Following an initial deployment in two markets, Comcast has moved forward with the national launch of xFi Pods, devices that are part of a mesh-based WiFi platform that help to extend broadband coverage to all corners of the customer’s home.
Comcast’s hexagon-shaped xFi Pods, developed in partnership with Plume, plug directly into electrical outlets and work in tandem with the MSO’s xFi Gateway and its new DOCSIS 3.1-based xFi Advanced Gateway (formerly known as the XB3) and have been integrated with the operator’s relatively new xFi WiFi management platform.
While the xFi Pods do provide an integrated connectivity layer, they also weave in an additional “intelligence” layer as the monitoring software inside has smarts to support things like dynamic/adaptive channel changes and steer a user’s device to a clean WiFi spectrum band when facing a congested environment, Srindhar Solur, Comcast’s SVP of product development for Xfinity Home and IoT, explained.
Comcast has also configured the xFi Pods to be auto-recognized, onboarded and activated using the xFi app when the small mesh extenders are plugged into the wall.
The national launch the xFi Pod follows an initial rollout last year in Boston and Chicago. Comcast hasn’t revealed sales figures on them, but Solur said they have resulted in higher Net Promoter Scores.
Comcast is currently selling xFi Pods in three-packs for $119 or in six-packs for $199 online and at some Xfinity retail stores. Later this year, Comcast plans to offer a monthly payment plan option for purchases of xFi Pods.
The rollout also fits with a wider trend that has seen several cable operators and other ISPs introduce premium-level whole-home WiFi products.
Comcast’s national launch also arrives as The Wi-Fi Alliance looks to drive interoperability standards into whole-home set-ups via its new “EasyMesh” initiative.
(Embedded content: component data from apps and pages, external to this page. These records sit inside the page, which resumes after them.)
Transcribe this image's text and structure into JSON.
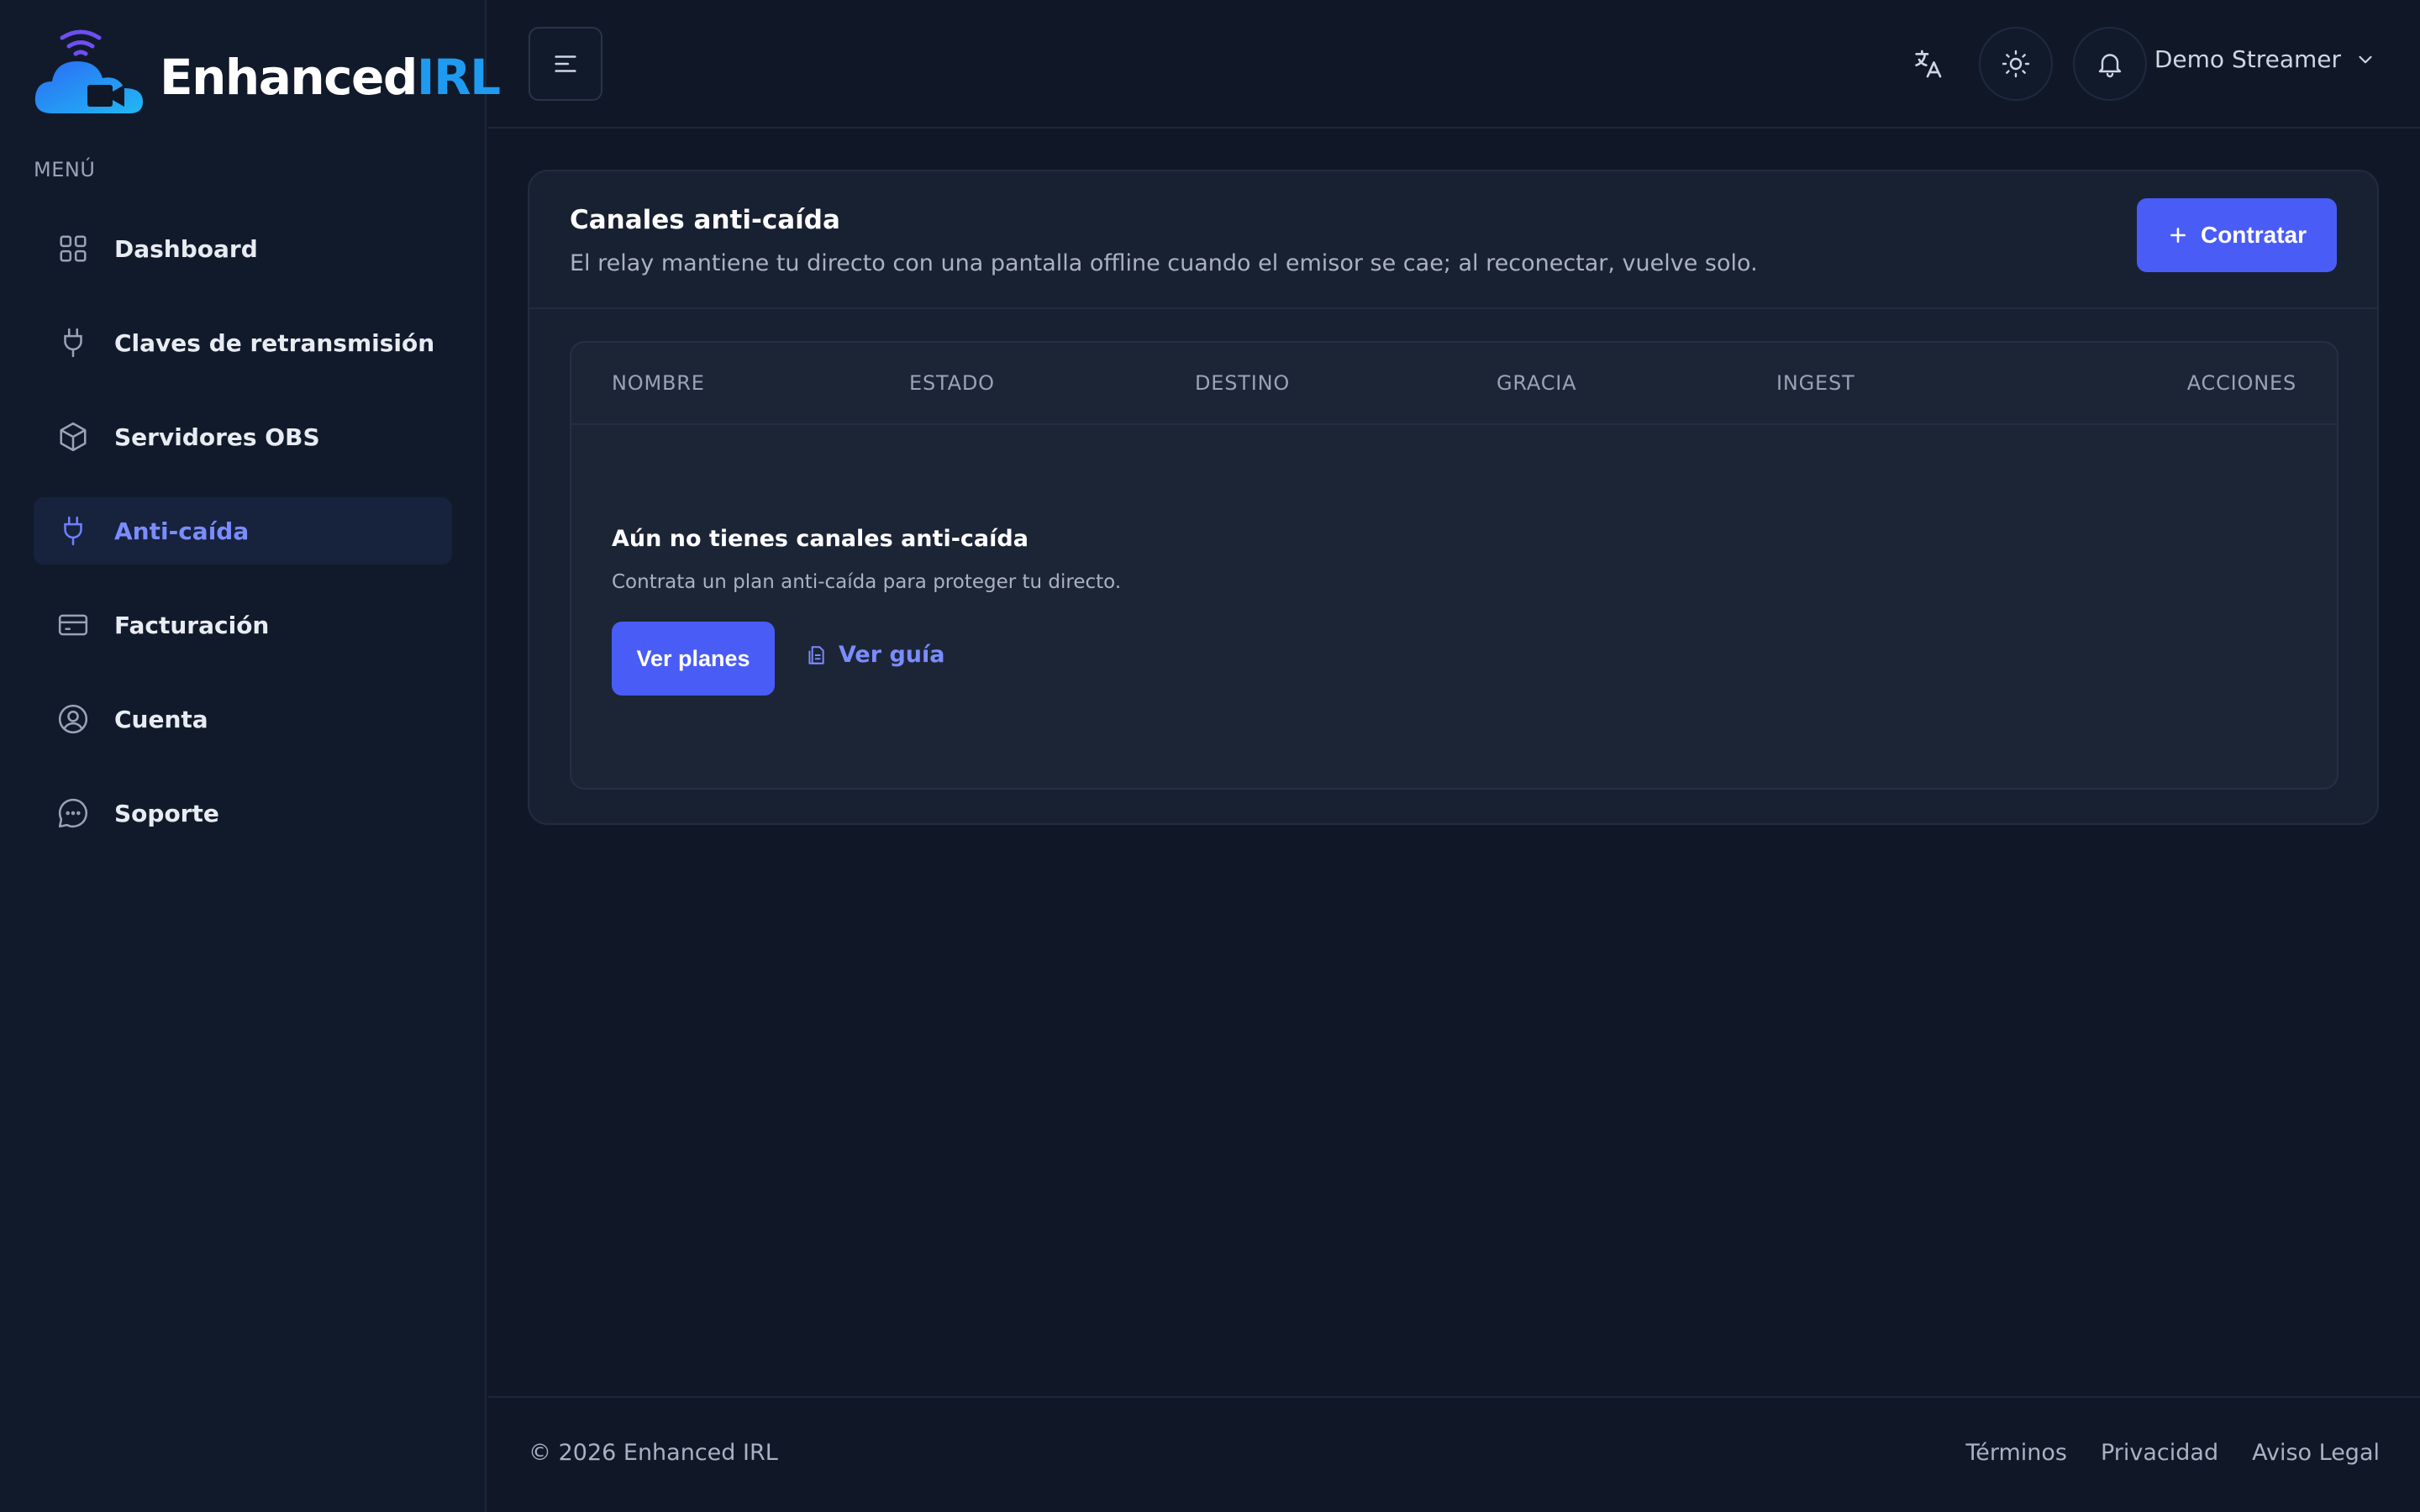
{
  "brand": {
    "name_part1": "Enhanced",
    "name_part2": "IRL"
  },
  "sidebar": {
    "menu_label": "MENÚ",
    "items": [
      {
        "label": "Dashboard",
        "icon": "grid-icon",
        "active": false
      },
      {
        "label": "Claves de retransmisión",
        "icon": "plug-icon",
        "active": false
      },
      {
        "label": "Servidores OBS",
        "icon": "cube-icon",
        "active": false
      },
      {
        "label": "Anti-caída",
        "icon": "plug-icon",
        "active": true
      },
      {
        "label": "Facturación",
        "icon": "credit-card-icon",
        "active": false
      },
      {
        "label": "Cuenta",
        "icon": "user-circle-icon",
        "active": false
      },
      {
        "label": "Soporte",
        "icon": "chat-icon",
        "active": false
      }
    ]
  },
  "header": {
    "user_name": "Demo Streamer"
  },
  "card": {
    "title": "Canales anti-caída",
    "subtitle": "El relay mantiene tu directo con una pantalla offline cuando el emisor se cae; al reconectar, vuelve solo.",
    "action_label": "Contratar",
    "table": {
      "columns": [
        "NOMBRE",
        "ESTADO",
        "DESTINO",
        "GRACIA",
        "INGEST",
        "ACCIONES"
      ]
    },
    "empty": {
      "title": "Aún no tienes canales anti-caída",
      "subtitle": "Contrata un plan anti-caída para proteger tu directo.",
      "plans_label": "Ver planes",
      "guide_label": "Ver guía"
    }
  },
  "footer": {
    "copyright": "© 2026 Enhanced IRL",
    "links": [
      "Términos",
      "Privacidad",
      "Aviso Legal"
    ]
  },
  "colors": {
    "background": "#101828",
    "sidebar": "#111a2b",
    "accent": "#4a5cf6",
    "active_text": "#7b8cff",
    "brand_blue": "#1e9bf0"
  }
}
For its part, Comcast hasn’t announced any direct work with that project, though Solur said interoperability does represent a “natural progression” for this product/tech category.
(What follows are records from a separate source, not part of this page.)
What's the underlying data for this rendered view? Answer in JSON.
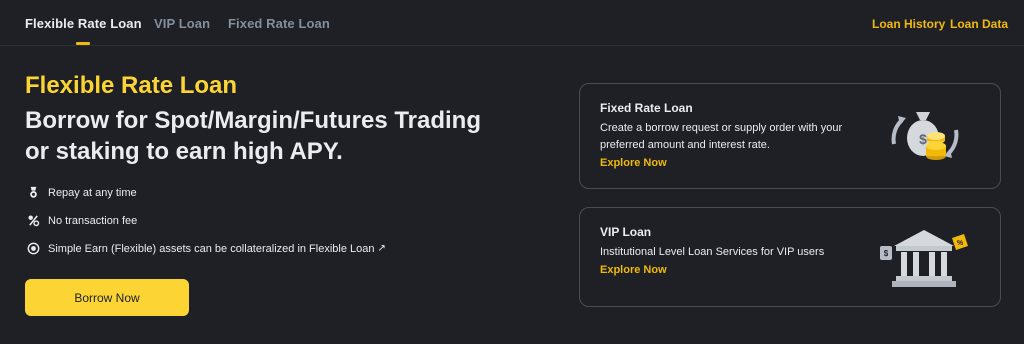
{
  "tabs": [
    {
      "label": "Flexible Rate Loan",
      "active": true
    },
    {
      "label": "VIP Loan",
      "active": false
    },
    {
      "label": "Fixed Rate Loan",
      "active": false
    }
  ],
  "top_links": {
    "loan_history": "Loan History",
    "loan_data": "Loan Data"
  },
  "hero": {
    "kicker": "Flexible Rate Loan",
    "title": "Borrow for Spot/Margin/Futures Trading or staking to earn high APY."
  },
  "features": [
    {
      "text": "Repay at any time",
      "icon": "medal-icon"
    },
    {
      "text": "No transaction fee",
      "icon": "percent-icon"
    },
    {
      "text": "Simple Earn (Flexible) assets can be collateralized in Flexible Loan",
      "icon": "coin-icon",
      "link_arrow": "↗"
    }
  ],
  "borrow_button": "Borrow Now",
  "cards": {
    "fixed": {
      "title": "Fixed Rate Loan",
      "desc": "Create a borrow request or supply order with your preferred amount and interest rate.",
      "link": "Explore Now",
      "illustration": "money-bag-coins-icon"
    },
    "vip": {
      "title": "VIP Loan",
      "desc": "Institutional Level Loan Services for VIP users",
      "link": "Explore Now",
      "illustration": "bank-building-icon"
    }
  },
  "colors": {
    "background": "#1e2026",
    "accent": "#fcd535",
    "link": "#f0b90b",
    "muted": "#848e9c",
    "text": "#eaecef",
    "card_border": "#474d57"
  }
}
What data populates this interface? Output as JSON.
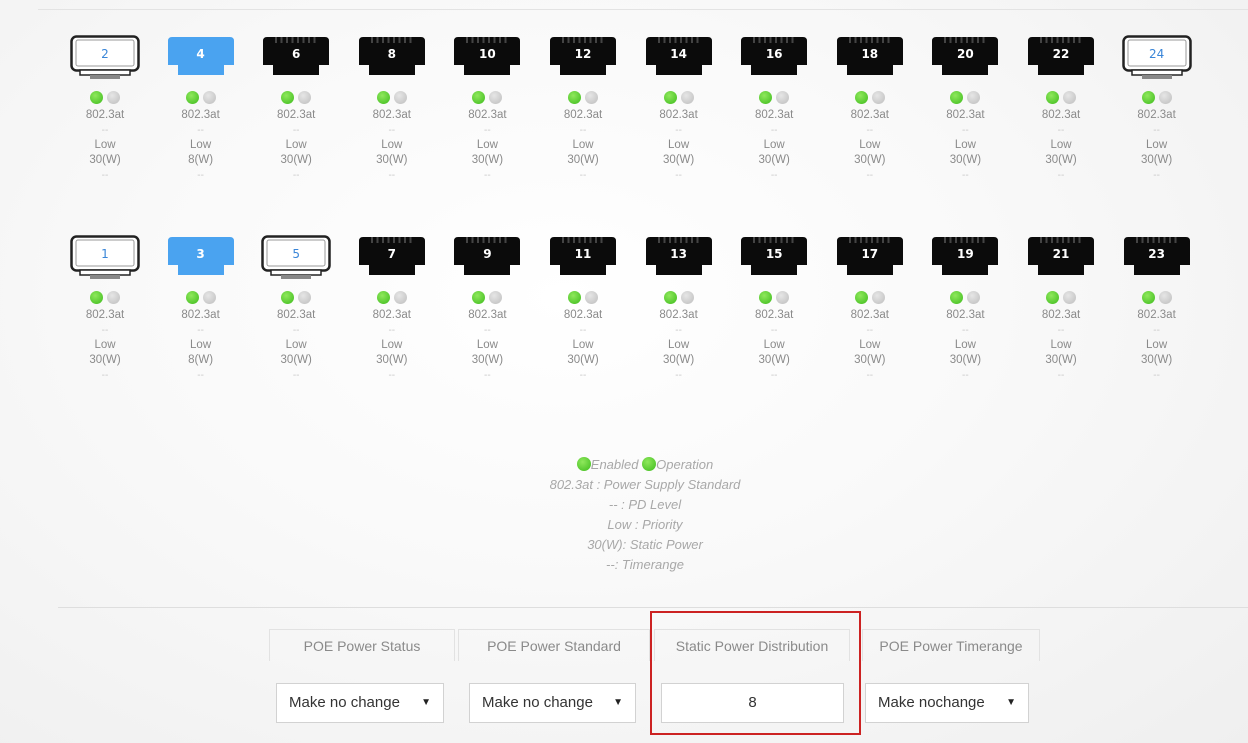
{
  "ports_top": [
    {
      "num": "2",
      "style": "white",
      "info": [
        "802.3at",
        "--",
        "Low",
        "30(W)",
        "--"
      ]
    },
    {
      "num": "4",
      "style": "blue",
      "info": [
        "802.3at",
        "--",
        "Low",
        "8(W)",
        "--"
      ]
    },
    {
      "num": "6",
      "style": "black",
      "info": [
        "802.3at",
        "--",
        "Low",
        "30(W)",
        "--"
      ]
    },
    {
      "num": "8",
      "style": "black",
      "info": [
        "802.3at",
        "--",
        "Low",
        "30(W)",
        "--"
      ]
    },
    {
      "num": "10",
      "style": "black",
      "info": [
        "802.3at",
        "--",
        "Low",
        "30(W)",
        "--"
      ]
    },
    {
      "num": "12",
      "style": "black",
      "info": [
        "802.3at",
        "--",
        "Low",
        "30(W)",
        "--"
      ]
    },
    {
      "num": "14",
      "style": "black",
      "info": [
        "802.3at",
        "--",
        "Low",
        "30(W)",
        "--"
      ]
    },
    {
      "num": "16",
      "style": "black",
      "info": [
        "802.3at",
        "--",
        "Low",
        "30(W)",
        "--"
      ]
    },
    {
      "num": "18",
      "style": "black",
      "info": [
        "802.3at",
        "--",
        "Low",
        "30(W)",
        "--"
      ]
    },
    {
      "num": "20",
      "style": "black",
      "info": [
        "802.3at",
        "--",
        "Low",
        "30(W)",
        "--"
      ]
    },
    {
      "num": "22",
      "style": "black",
      "info": [
        "802.3at",
        "--",
        "Low",
        "30(W)",
        "--"
      ]
    },
    {
      "num": "24",
      "style": "white",
      "info": [
        "802.3at",
        "--",
        "Low",
        "30(W)",
        "--"
      ]
    }
  ],
  "ports_bottom": [
    {
      "num": "1",
      "style": "white",
      "info": [
        "802.3at",
        "--",
        "Low",
        "30(W)",
        "--"
      ]
    },
    {
      "num": "3",
      "style": "blue",
      "info": [
        "802.3at",
        "--",
        "Low",
        "8(W)",
        "--"
      ]
    },
    {
      "num": "5",
      "style": "white",
      "info": [
        "802.3at",
        "--",
        "Low",
        "30(W)",
        "--"
      ]
    },
    {
      "num": "7",
      "style": "black",
      "info": [
        "802.3at",
        "--",
        "Low",
        "30(W)",
        "--"
      ]
    },
    {
      "num": "9",
      "style": "black",
      "info": [
        "802.3at",
        "--",
        "Low",
        "30(W)",
        "--"
      ]
    },
    {
      "num": "11",
      "style": "black",
      "info": [
        "802.3at",
        "--",
        "Low",
        "30(W)",
        "--"
      ]
    },
    {
      "num": "13",
      "style": "black",
      "info": [
        "802.3at",
        "--",
        "Low",
        "30(W)",
        "--"
      ]
    },
    {
      "num": "15",
      "style": "black",
      "info": [
        "802.3at",
        "--",
        "Low",
        "30(W)",
        "--"
      ]
    },
    {
      "num": "17",
      "style": "black",
      "info": [
        "802.3at",
        "--",
        "Low",
        "30(W)",
        "--"
      ]
    },
    {
      "num": "19",
      "style": "black",
      "info": [
        "802.3at",
        "--",
        "Low",
        "30(W)",
        "--"
      ]
    },
    {
      "num": "21",
      "style": "black",
      "info": [
        "802.3at",
        "--",
        "Low",
        "30(W)",
        "--"
      ]
    },
    {
      "num": "23",
      "style": "black",
      "info": [
        "802.3at",
        "--",
        "Low",
        "30(W)",
        "--"
      ]
    }
  ],
  "legend": {
    "enabled": "Enabled",
    "operation": "Operation",
    "standard": "802.3at : Power Supply Standard",
    "pd_level": "-- : PD Level",
    "priority": "Low : Priority",
    "static_power": "30(W): Static Power",
    "timerange": "--: Timerange"
  },
  "settings": {
    "status_header": "POE Power Status",
    "standard_header": "POE Power Standard",
    "static_header": "Static Power Distribution",
    "timerange_header": "POE Power Timerange",
    "status_value": "Make no change",
    "standard_value": "Make no change",
    "static_value": "8",
    "timerange_value": "Make nochange"
  },
  "colors": {
    "port_black": "#0b0b0b",
    "port_blue": "#4aa3f0",
    "port_white": "#ffffff",
    "led_green": "#3dbb1c",
    "led_gray": "#c4c4c4",
    "highlight": "#cc2222"
  }
}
“If you’re not standards-compliant, you’re not going to make that happen,” he said.